The balance of independent, supported, group and whole class work needs to be considered to maximize opportunities for participation, collaboration, independence, support and intervention.

Planning opportunities for reflection, not artificial mid lesson plenaries which aim to measure infinitesimal degrees of progress, but significant opportunities to enable the student and teacher to reflect on what they are learning, what new ideas they have developed and the particular difficulties they may be facing.

Planning questioning at key points in the learning to probe, extend, challenge and intervene. This is crucial in gathering feedback on progress and helping to identify and overcome barriers to learning.

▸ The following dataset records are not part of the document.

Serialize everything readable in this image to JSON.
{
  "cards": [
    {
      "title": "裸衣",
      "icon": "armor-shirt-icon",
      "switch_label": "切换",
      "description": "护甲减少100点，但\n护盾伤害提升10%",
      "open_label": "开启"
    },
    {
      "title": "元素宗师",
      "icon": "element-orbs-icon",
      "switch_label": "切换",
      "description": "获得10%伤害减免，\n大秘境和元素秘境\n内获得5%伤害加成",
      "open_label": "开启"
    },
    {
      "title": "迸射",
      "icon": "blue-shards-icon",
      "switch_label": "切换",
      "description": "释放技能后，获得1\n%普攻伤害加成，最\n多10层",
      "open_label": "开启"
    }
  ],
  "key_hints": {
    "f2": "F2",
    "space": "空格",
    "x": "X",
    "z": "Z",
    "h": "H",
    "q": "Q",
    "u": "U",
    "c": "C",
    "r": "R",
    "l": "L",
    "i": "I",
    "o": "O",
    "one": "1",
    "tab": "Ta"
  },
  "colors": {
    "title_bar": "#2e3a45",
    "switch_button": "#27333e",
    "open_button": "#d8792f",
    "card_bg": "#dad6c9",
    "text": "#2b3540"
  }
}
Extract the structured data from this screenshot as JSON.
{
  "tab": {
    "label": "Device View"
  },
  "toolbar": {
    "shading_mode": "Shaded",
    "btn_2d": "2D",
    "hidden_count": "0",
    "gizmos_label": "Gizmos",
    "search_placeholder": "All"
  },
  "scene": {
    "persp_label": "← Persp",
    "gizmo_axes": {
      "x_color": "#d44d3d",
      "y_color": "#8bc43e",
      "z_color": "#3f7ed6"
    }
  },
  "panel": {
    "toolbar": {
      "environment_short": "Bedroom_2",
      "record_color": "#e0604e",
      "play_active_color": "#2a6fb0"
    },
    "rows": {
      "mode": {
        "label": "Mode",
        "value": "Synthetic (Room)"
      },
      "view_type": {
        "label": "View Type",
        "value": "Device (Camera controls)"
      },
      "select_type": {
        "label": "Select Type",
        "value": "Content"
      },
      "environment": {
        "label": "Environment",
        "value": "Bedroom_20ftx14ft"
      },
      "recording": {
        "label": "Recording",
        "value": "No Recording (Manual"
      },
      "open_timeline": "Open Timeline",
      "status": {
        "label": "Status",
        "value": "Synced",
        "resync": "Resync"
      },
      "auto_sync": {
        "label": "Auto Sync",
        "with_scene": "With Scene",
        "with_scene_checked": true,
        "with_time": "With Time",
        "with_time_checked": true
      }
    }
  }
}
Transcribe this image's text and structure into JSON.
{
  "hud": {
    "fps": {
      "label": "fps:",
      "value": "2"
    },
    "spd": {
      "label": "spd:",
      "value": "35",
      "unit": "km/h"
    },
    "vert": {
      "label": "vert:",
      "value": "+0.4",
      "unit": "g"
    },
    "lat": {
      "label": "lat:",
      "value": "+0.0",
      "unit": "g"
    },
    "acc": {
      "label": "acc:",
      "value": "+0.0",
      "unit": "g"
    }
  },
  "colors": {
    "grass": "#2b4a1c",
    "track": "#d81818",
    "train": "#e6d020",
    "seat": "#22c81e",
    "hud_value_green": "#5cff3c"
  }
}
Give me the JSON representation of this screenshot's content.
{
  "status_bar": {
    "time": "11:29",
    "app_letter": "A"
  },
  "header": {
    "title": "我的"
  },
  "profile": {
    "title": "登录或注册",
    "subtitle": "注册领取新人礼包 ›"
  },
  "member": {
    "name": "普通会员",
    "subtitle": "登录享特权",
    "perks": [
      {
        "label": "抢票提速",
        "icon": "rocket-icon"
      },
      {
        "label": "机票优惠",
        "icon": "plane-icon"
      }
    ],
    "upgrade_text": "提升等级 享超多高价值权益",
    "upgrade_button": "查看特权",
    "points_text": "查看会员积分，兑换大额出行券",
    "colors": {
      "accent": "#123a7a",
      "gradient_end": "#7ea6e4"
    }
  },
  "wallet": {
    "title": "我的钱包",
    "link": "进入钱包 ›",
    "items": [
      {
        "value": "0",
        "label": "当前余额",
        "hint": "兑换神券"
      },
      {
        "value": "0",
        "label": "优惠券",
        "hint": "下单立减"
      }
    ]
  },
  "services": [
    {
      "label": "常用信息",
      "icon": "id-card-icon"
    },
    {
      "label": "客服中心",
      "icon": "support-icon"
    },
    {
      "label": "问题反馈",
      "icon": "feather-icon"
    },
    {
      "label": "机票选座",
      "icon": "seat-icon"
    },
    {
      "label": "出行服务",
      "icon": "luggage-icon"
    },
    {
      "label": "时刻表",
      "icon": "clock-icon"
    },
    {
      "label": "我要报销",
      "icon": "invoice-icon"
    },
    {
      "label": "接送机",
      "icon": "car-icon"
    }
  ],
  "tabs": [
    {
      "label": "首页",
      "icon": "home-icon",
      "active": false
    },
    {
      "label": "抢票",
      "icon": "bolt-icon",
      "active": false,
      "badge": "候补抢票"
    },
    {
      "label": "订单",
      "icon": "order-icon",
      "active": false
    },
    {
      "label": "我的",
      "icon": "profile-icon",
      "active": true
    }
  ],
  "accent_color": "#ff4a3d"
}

Providing significant opportunities for students to self and peer assess their work, applying and mastering the assessment criteria. Over time and with careful guidance allowing the students to construct their own success criteria and assessing their own progress against these.

Reflecting on progress and highlighting key areas which remain a challenge and need to be addressed in subsequent lessons. Most of the time this will occur in a plenary session.

After the lesson marking students work, providing formative comments and suggestions and giving them the opportunity to respond to this and improve their work as with a minimal time gap. (More on this in subsequent posts).

Before finally thinking about what progress has been made and how best to sequence and organize the next sequence of learning.

The description above seems equally applicable to a lesson, cycle or whole unit of work. It is not a straitjacket to be followed, rather an approach to be considered, adapted, tweaked, twisted and made appropriate to the subject topic class and teacher

Attached are some materials related to AFL which provide a good starting point for further discussion.


Developing Effective Questioning differentiated approach to planning questions_Blooms_Taxonomy_in_Action Questioning Audit Questioning strategies Questioning

Teachers ask hundreds of questions a day. It would not be far wrong to suggest that skilled questioning, a rich mix of probing, challenging, redefining and stretching student understanding is the single most important skill a teacher needs. It is free, requires no ICT support or significant INSET expense and provides instant feedback on understanding and progress. If skilfully applied and monitored it can promote effective collaboration and reflection and support students to feel confident in their own ideas, promoting confidence and high levels of engagement.

It is rare today to see an extended period of questioning where students sit passively while the teacher asks a series of questions to three or four members of the class. The old rules, hands up in silence, nanoseconds to think and fastest hand wins are long gone: so what does excellent questioning look like?

Two key approaches that require little in the way of pre-planning but have huge impact are:

Wait Time (into No Hands)

Very simple, embarrassingly so as a teaching strategy really, but the impact it has on the quality of responses is profound. Pose a question (even better pose a range of questions linked to Blooms or Solo taxonomy). Wait….give a specified time for all to consider their ideas, think through their response and prepare an answer, say 1 minute. Then select a student to respond and check with the rest of the class for agreement or disagreement, extension or development.

Think Pair Share

Also very simple, pose the question(s) and give students wait time (very similar to above really). This time follow this up with one minute’s paired/group discussion, before rolling this into a whole class discussion. This works really well if you monitor closely the group discussion and pick out groups who had opposing or differing points and ask these to justify and defend their ideas against one another.

Both of the above give students time to consider their ideas, and do not allow a few, fast thinking individuals to dominate speaking and listening activities. They can also be really powerful in validating a less confident students thinking, checking this against their peers and supporting their willingness to share with the wider group.

Two very interesting blog posts are below, along with a series of resources and strategies which might be a useful starting point for discussion.